“The trail conditions are pretty good,” said Basaraba, who has volunteered with the society for the last six years. “We’ve groomed the trails last Monday. There is lots of use up there—all kinds of people. A great part about the South Star Trails is that they’re very close to the community, so if you want to go cross-country skiing on a groomed track, the only other place to go is Kimberley.”
There are many different trails to chose from that totals up to 30 kilometres in a 1,300-hectare space overseen by the Ministry of Forests, Lands and Natural Resource Operations.
Popular as an easy hiking area in the spring and summer, the South Star Trails are just as enticing in the winter for cross-country skiing and snowshoeing.
“The snowshoe trail is very well used, there are a lot of people who use it,” said Basaraba. “I was up there this weekend and there’s an average of 20-30 cars there all day coming and going and enjoying the trails.”
There are groomed and tracked trails for cross-country skiing, with some trails dedicated for dog-use.
“There is a canine trail up there where you can walk around with your dog or snowshoe or cross-country ski. It’s six kilometres and there’s a picnic table,” said Basaraba. “There is a nine-kilometre snowshoe loop that you can take your dog on and it goes up to the top.”
Trails are groomed after significant snowfall with the use of snowmobiles and grooming equipment purchased from private donations and funding from the Columbia Basin Trust.
“Most of the money goes towards paying for the maintenance of the equipment that is used to groom the trails,” said Basaraba.

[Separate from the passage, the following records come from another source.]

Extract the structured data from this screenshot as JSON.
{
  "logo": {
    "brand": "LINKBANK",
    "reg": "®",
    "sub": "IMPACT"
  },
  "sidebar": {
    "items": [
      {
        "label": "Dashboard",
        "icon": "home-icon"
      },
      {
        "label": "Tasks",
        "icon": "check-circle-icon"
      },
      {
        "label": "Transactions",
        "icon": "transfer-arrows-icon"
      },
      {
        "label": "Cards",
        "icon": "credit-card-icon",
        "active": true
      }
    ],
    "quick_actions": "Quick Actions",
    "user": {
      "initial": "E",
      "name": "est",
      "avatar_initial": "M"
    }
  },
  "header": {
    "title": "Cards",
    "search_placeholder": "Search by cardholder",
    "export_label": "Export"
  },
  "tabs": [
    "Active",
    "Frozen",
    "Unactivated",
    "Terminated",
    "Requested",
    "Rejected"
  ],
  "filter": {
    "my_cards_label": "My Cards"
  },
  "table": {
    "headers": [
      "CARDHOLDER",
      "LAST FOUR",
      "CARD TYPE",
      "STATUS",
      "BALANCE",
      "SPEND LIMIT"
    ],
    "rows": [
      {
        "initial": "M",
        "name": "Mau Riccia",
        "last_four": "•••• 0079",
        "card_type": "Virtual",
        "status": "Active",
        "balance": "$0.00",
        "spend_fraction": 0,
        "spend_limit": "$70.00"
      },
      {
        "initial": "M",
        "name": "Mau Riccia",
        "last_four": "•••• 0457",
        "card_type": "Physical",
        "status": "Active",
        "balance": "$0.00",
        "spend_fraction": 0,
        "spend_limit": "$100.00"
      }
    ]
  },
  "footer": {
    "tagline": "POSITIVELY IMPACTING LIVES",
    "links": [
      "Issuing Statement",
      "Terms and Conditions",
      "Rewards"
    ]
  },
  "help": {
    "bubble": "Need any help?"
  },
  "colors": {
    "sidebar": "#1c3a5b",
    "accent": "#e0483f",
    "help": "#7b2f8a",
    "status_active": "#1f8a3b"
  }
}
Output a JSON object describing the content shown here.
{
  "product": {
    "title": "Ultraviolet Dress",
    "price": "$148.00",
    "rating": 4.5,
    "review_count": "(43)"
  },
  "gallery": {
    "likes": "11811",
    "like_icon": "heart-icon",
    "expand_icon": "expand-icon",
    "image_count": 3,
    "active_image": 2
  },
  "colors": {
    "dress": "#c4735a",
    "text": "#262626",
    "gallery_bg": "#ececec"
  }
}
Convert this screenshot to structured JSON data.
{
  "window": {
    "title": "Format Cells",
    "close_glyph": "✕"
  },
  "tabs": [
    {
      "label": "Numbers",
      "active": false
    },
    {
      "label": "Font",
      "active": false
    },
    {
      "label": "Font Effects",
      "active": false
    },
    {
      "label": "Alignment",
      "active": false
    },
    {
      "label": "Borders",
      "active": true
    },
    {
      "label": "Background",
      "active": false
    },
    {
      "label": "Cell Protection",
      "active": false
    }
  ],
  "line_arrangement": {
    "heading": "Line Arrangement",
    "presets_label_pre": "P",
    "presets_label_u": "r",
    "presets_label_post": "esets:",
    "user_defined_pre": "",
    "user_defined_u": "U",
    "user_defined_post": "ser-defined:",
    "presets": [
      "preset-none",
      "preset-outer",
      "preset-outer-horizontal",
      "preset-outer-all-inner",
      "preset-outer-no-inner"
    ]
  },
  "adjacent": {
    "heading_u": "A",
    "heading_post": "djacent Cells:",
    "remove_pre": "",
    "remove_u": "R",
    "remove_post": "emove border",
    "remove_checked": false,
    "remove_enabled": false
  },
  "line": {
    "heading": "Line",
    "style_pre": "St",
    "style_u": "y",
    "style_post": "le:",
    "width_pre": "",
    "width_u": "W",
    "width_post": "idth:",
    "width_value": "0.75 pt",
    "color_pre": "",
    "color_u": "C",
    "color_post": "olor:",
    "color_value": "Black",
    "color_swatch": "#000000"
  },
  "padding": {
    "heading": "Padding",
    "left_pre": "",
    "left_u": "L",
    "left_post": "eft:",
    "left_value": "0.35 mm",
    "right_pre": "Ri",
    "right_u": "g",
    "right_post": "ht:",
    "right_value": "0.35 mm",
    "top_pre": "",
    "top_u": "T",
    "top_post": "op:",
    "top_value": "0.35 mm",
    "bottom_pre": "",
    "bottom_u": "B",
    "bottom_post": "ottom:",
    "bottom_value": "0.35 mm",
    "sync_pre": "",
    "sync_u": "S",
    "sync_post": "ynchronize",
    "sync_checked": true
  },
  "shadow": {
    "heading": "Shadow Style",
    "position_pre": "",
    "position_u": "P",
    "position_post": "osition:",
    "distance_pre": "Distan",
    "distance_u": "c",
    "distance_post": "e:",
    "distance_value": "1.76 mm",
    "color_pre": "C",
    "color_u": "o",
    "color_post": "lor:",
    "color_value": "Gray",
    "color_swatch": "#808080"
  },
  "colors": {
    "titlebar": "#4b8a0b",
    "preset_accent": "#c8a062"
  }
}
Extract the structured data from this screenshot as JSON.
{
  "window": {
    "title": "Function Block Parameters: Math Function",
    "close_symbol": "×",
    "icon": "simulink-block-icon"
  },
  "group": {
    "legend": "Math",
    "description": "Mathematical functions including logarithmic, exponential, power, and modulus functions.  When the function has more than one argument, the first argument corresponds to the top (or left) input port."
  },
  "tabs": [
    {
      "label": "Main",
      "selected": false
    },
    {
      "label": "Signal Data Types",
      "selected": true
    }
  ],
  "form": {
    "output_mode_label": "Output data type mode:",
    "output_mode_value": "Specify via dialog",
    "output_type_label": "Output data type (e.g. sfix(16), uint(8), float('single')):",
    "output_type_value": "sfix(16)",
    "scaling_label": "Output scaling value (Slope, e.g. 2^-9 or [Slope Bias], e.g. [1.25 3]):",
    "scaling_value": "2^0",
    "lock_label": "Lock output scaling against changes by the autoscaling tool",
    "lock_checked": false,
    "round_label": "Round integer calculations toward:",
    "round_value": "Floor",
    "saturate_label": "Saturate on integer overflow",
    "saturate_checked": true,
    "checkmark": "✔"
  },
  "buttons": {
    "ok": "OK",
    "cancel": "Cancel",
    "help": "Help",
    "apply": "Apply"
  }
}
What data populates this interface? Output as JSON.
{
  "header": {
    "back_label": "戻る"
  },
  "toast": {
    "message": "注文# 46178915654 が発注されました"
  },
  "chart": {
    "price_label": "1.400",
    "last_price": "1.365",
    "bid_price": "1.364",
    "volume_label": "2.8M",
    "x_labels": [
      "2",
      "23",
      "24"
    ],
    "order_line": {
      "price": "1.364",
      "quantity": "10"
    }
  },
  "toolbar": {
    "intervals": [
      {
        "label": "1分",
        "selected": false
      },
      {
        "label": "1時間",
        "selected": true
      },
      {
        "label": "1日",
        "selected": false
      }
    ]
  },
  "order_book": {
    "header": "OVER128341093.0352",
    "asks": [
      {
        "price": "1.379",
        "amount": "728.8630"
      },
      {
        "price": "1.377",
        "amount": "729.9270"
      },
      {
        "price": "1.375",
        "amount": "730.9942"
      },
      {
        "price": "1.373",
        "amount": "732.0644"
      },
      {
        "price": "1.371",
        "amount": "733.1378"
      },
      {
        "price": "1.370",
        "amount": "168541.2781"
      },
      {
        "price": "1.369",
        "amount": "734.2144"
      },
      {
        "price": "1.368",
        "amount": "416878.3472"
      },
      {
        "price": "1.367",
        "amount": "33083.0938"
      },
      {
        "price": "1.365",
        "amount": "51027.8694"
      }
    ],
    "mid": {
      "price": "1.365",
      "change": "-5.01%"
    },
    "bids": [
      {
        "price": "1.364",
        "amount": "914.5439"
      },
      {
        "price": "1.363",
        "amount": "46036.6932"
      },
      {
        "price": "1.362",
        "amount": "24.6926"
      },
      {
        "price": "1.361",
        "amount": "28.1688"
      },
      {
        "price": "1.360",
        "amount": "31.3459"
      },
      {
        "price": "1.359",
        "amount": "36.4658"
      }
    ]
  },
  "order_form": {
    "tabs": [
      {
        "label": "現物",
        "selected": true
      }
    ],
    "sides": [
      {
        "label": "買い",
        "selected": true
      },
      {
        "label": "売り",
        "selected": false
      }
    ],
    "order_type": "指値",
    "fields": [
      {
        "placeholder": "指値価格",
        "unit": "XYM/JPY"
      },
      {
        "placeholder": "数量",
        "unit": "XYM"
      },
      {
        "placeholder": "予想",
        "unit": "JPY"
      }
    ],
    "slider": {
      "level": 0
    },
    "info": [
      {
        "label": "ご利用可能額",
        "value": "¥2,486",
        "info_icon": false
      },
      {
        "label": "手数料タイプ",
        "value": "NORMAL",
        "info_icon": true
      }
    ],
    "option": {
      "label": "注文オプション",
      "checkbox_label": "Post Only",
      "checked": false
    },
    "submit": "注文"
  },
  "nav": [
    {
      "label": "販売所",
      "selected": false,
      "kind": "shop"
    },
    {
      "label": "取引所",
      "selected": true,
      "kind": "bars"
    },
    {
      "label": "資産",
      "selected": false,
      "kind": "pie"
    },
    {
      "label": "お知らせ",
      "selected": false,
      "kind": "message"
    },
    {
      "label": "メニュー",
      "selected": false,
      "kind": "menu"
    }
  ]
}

There are two outhouses and picnic tables located on the trail network, plus signage and maps scattered around to help people keep their bearings.